WORK REQUIRED: One figure is wanted here: how many lines in the entries hold the word "ffffff".

#### DATA SECTION ####

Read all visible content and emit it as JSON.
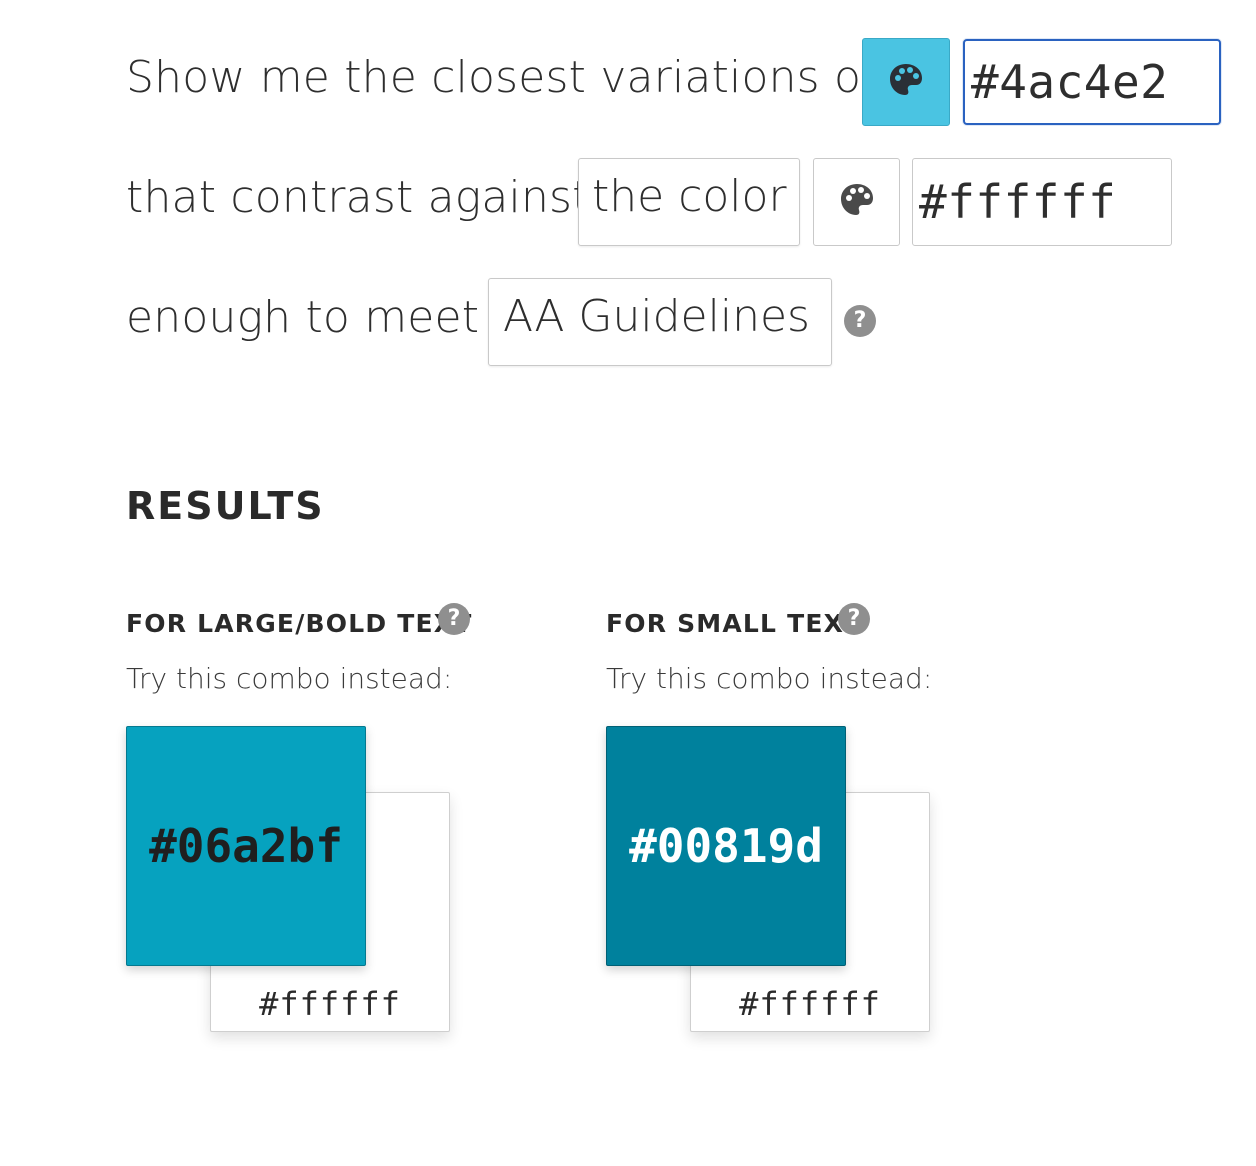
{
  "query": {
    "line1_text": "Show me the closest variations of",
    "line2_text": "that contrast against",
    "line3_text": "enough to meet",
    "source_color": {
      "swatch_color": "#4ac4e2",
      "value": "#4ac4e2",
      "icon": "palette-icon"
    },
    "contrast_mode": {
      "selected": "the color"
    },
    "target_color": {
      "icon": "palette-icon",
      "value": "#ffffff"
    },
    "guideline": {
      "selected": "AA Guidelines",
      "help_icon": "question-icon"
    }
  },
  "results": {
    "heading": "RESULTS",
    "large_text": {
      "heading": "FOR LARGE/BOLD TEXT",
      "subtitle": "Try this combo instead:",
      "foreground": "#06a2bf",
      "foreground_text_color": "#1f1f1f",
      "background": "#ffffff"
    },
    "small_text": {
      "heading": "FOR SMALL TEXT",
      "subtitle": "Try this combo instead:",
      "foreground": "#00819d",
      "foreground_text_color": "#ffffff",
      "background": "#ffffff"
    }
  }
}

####
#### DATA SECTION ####

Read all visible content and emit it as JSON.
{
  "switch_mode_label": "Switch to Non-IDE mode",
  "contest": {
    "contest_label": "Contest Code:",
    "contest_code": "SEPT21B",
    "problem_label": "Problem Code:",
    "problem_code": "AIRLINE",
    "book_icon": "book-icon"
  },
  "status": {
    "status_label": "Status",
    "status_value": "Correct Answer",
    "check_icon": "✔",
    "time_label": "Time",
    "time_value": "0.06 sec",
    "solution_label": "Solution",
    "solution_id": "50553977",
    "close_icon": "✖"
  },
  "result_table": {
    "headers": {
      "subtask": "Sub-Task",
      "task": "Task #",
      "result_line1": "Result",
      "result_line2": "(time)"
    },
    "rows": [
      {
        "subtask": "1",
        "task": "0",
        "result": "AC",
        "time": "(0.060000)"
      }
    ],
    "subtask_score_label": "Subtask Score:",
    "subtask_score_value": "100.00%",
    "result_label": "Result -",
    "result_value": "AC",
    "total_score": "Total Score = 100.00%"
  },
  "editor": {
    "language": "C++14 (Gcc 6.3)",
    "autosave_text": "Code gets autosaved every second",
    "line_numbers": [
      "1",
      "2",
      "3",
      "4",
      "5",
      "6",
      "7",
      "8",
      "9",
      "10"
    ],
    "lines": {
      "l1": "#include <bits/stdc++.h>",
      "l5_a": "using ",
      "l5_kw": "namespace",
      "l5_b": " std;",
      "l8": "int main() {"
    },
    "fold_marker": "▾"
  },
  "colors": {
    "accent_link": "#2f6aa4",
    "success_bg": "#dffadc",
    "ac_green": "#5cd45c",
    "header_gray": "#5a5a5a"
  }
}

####

TASK ANSWER: 4